_Available records_:
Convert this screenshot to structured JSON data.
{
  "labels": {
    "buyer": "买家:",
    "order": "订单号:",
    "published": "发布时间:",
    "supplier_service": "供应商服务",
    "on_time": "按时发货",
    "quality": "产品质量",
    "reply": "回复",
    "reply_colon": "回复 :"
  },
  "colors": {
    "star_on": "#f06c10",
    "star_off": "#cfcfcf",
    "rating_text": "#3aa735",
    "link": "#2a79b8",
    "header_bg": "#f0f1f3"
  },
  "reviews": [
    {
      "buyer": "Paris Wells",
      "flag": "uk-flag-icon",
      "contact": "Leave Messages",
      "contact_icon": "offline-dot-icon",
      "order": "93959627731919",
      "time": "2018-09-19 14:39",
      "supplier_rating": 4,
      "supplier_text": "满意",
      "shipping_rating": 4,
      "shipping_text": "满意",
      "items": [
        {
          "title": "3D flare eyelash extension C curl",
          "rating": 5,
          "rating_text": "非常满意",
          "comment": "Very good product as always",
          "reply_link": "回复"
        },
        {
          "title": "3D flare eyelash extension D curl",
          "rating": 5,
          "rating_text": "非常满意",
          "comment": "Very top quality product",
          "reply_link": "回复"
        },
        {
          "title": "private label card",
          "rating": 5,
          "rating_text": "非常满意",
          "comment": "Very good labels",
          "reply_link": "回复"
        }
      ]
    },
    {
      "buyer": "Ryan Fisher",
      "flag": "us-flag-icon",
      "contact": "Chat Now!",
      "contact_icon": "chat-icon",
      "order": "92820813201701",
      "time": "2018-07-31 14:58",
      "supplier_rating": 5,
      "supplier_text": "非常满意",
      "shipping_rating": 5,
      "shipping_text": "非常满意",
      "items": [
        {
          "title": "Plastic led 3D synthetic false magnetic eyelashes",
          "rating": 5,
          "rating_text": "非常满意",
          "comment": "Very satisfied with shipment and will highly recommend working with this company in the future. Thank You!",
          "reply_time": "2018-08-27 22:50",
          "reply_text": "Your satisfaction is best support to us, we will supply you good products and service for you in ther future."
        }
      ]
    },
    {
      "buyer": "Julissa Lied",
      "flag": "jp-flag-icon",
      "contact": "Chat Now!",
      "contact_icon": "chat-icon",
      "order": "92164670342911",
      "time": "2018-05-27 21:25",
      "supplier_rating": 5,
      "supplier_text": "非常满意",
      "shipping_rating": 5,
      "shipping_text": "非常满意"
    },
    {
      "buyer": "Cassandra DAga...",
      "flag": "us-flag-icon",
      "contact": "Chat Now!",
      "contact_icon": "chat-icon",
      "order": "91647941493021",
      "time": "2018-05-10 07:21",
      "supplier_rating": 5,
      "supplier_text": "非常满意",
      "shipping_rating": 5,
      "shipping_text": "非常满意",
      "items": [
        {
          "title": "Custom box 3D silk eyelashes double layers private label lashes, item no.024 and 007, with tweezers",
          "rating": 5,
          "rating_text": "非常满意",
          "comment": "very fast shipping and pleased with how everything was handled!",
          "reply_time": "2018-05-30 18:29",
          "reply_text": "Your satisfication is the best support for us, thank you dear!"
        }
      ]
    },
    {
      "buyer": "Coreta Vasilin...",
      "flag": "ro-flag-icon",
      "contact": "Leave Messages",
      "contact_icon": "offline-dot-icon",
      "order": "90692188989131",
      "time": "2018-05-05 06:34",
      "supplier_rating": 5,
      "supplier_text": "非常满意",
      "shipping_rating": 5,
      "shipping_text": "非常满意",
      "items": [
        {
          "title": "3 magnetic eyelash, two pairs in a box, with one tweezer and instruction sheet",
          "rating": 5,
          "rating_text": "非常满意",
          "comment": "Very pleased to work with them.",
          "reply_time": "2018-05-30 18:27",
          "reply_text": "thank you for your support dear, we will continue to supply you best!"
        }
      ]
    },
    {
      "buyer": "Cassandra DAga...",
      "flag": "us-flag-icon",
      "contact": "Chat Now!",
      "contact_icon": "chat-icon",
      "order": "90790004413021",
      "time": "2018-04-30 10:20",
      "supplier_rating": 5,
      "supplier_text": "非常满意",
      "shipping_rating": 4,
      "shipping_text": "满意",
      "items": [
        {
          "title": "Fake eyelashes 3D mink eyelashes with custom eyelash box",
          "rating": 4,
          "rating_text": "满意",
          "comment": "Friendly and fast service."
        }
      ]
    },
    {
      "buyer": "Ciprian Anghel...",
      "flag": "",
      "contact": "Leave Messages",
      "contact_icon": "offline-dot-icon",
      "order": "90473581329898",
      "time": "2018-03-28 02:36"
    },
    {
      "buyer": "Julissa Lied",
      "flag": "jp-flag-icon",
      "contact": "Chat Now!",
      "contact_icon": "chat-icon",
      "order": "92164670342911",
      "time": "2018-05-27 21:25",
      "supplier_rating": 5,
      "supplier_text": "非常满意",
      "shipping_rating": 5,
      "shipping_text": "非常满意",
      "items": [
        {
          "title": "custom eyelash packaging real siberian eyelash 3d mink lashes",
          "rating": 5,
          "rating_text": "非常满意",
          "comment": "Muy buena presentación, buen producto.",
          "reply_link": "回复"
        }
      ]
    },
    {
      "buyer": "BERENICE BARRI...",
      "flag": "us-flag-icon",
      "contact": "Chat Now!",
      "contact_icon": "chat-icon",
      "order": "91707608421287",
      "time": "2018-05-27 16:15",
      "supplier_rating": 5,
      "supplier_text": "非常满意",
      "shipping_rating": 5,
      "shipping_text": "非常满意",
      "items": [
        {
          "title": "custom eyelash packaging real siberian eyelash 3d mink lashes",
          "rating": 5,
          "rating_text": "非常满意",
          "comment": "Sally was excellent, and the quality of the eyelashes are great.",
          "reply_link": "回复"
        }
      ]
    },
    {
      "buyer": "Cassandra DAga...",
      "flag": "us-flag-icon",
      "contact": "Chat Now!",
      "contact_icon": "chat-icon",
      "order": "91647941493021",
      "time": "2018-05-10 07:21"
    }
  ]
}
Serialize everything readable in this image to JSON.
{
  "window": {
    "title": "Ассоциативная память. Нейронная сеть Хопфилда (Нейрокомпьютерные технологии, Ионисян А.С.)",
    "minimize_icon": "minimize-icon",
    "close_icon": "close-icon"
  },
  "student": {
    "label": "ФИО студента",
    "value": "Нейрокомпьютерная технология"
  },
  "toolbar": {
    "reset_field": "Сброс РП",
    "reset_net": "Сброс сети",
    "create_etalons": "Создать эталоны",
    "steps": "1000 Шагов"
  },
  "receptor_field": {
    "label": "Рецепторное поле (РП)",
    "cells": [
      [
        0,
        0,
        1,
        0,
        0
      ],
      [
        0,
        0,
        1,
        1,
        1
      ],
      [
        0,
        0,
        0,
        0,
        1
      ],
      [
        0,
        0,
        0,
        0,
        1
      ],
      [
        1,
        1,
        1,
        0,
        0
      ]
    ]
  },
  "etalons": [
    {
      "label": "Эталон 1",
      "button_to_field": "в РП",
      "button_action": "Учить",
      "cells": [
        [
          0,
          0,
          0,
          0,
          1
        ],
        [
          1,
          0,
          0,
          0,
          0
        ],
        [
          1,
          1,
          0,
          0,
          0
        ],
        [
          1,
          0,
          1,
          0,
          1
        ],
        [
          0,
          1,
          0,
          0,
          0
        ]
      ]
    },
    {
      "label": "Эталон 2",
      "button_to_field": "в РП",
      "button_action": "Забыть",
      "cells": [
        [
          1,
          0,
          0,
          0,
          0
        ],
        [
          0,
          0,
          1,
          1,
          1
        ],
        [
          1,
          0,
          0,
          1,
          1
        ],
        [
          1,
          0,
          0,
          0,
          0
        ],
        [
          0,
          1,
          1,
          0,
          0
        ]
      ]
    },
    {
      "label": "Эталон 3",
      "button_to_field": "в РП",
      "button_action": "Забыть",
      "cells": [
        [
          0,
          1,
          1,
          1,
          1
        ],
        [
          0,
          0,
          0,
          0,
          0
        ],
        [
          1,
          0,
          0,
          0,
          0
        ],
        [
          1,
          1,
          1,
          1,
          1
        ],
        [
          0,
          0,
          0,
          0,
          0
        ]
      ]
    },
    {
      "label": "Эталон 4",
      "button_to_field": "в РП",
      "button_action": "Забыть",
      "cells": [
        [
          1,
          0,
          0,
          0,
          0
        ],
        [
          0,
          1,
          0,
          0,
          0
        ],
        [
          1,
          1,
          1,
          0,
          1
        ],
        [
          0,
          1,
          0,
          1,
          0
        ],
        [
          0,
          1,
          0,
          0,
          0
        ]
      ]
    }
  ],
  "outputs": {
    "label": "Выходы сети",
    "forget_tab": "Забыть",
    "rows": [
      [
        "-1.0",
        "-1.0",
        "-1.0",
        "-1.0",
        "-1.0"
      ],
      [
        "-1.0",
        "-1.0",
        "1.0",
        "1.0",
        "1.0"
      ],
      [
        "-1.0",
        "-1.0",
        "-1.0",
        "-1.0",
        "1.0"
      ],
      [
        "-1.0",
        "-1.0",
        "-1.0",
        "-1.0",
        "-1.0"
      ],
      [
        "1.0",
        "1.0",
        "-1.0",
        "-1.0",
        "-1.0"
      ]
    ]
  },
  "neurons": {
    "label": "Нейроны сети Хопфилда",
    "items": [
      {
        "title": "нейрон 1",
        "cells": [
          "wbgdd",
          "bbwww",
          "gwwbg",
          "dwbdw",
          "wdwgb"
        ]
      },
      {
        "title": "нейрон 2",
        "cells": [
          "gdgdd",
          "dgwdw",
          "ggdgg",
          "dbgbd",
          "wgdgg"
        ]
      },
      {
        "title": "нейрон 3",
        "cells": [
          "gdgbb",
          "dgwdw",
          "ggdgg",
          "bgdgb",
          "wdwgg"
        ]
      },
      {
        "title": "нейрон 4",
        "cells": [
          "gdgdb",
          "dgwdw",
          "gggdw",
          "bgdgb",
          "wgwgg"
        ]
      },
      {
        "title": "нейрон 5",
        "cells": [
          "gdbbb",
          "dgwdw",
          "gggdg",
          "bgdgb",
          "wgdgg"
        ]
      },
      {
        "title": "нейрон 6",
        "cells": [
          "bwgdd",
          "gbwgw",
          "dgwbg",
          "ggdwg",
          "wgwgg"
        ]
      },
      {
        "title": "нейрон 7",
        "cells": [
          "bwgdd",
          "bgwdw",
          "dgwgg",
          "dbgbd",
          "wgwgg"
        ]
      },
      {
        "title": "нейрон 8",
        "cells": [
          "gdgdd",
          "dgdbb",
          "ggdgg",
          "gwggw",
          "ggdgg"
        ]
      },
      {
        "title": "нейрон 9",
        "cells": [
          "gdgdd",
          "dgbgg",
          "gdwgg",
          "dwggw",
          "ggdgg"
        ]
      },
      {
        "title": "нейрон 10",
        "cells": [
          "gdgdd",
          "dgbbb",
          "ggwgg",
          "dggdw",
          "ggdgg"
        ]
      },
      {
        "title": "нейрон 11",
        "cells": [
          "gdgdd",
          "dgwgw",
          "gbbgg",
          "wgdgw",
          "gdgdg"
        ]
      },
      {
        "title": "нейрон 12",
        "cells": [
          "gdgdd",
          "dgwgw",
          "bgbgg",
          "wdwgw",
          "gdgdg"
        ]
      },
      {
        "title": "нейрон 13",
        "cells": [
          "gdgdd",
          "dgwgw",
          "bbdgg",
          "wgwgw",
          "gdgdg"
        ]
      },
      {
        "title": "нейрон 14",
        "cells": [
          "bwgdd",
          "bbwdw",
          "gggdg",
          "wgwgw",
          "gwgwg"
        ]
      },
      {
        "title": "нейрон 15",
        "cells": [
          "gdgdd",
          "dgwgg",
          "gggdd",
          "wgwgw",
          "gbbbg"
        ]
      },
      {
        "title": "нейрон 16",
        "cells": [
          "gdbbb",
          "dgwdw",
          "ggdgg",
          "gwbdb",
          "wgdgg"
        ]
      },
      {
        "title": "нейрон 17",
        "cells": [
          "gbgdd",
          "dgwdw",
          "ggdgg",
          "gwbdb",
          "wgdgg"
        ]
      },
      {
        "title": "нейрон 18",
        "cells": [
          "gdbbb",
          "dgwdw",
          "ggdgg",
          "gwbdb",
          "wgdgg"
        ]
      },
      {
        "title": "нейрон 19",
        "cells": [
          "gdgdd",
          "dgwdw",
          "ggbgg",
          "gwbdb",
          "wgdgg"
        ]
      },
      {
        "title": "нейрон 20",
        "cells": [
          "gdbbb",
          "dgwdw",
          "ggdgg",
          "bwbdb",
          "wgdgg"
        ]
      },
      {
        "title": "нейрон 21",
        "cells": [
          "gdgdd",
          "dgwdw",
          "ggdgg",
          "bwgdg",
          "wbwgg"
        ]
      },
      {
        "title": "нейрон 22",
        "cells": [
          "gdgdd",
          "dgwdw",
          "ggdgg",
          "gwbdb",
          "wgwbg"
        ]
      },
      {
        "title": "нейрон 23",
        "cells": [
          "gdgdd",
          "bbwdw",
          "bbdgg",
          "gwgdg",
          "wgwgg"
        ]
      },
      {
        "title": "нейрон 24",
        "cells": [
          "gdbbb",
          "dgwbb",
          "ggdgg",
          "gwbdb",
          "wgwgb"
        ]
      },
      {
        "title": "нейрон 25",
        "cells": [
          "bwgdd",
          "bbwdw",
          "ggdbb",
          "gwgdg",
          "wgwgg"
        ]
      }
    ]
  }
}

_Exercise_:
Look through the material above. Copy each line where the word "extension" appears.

_Written reply_:
          "title": "3D flare eyelash extension C curl",
          "title": "3D flare eyelash extension D curl",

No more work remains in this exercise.